Abstract

Several decades ago, property rights in Natural Resources Development (NRD) had provided benefits to the right holders and resulted in cost burden on the host communities; in terms of human right abuses, conflicts and environmental degradation. Gradually, the concepts of sustainable development, public participation and  corporate responsibility have shaped the limits of property rights in NRD. This has resulted in shared benefits and costs for both the property right holders and the host communities. This paper seeks to stimulate discussions on understanding how the interactions between property rights and human rights in NRD affect and are affected by concerns for the host communities, the environment and the world at large.

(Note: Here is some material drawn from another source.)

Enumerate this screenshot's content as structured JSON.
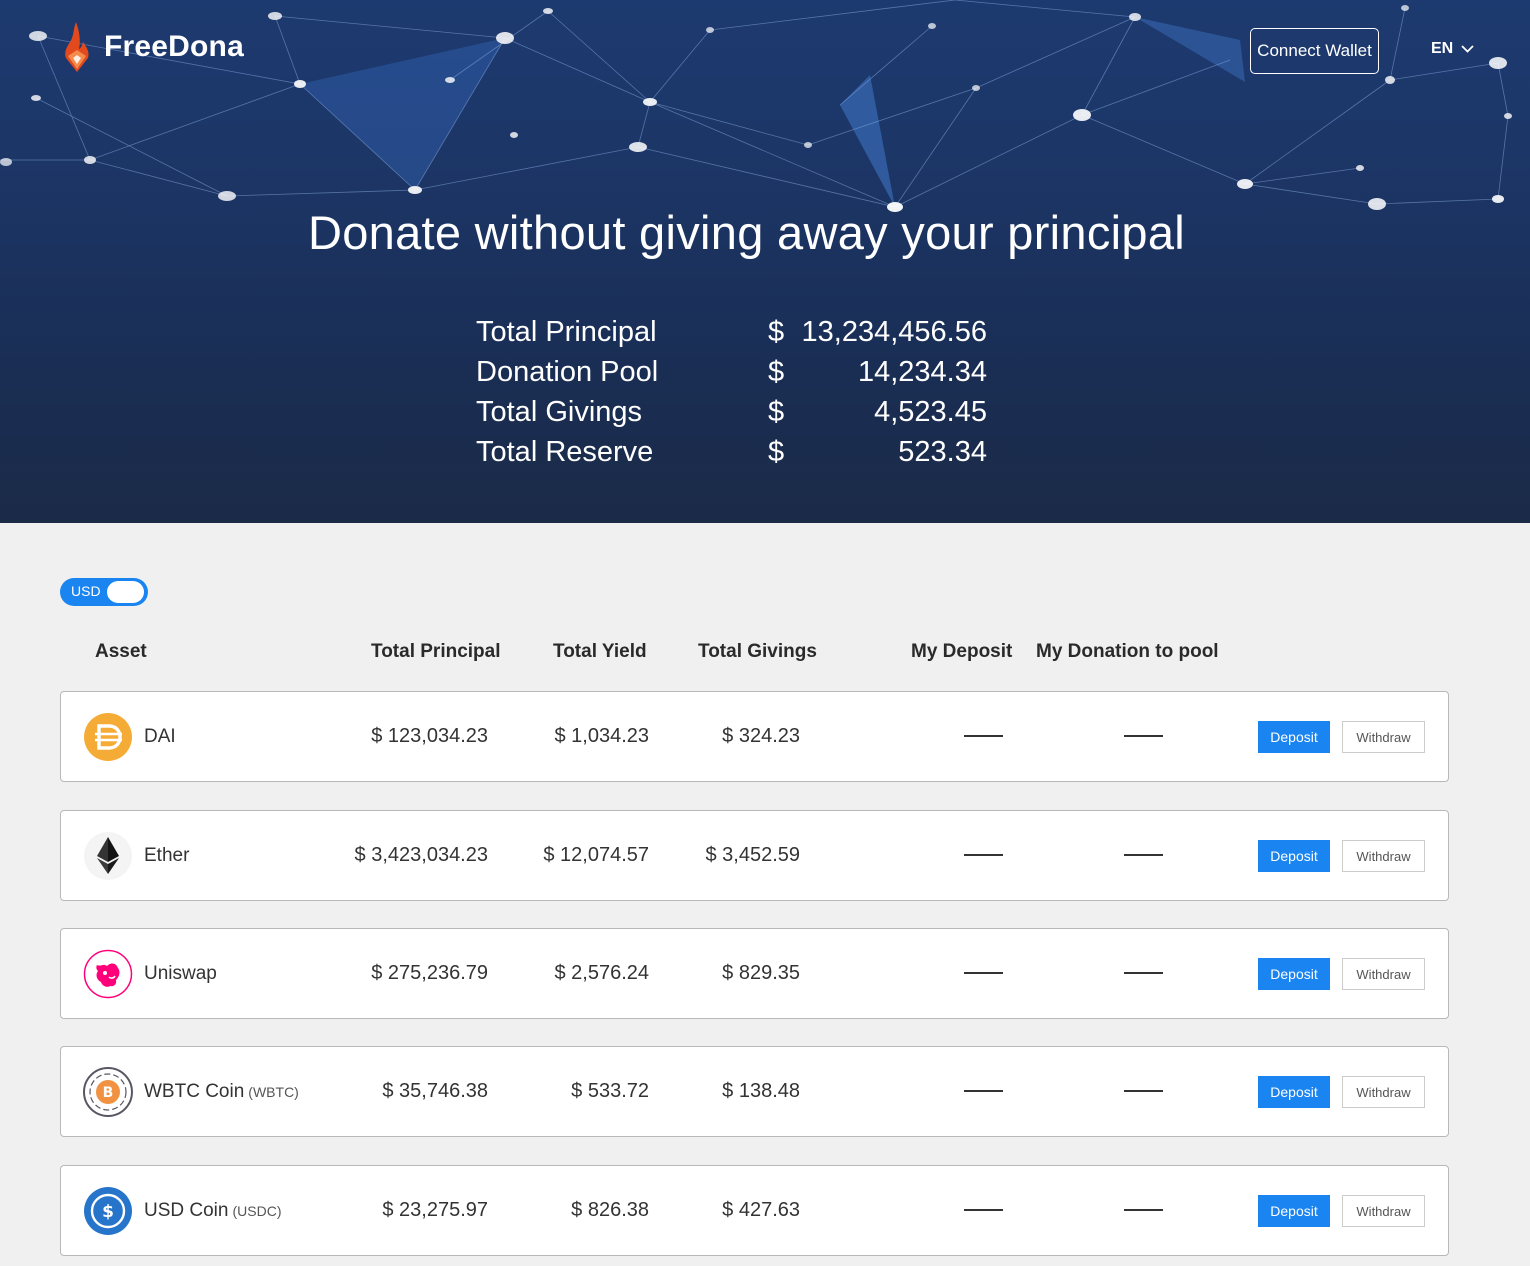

It concludes that the concept of "Social License to Operate" will in the nearest future usher in a property rights regime in NRD in which the host communities will be the ultimate determinant of who does what? where? And how?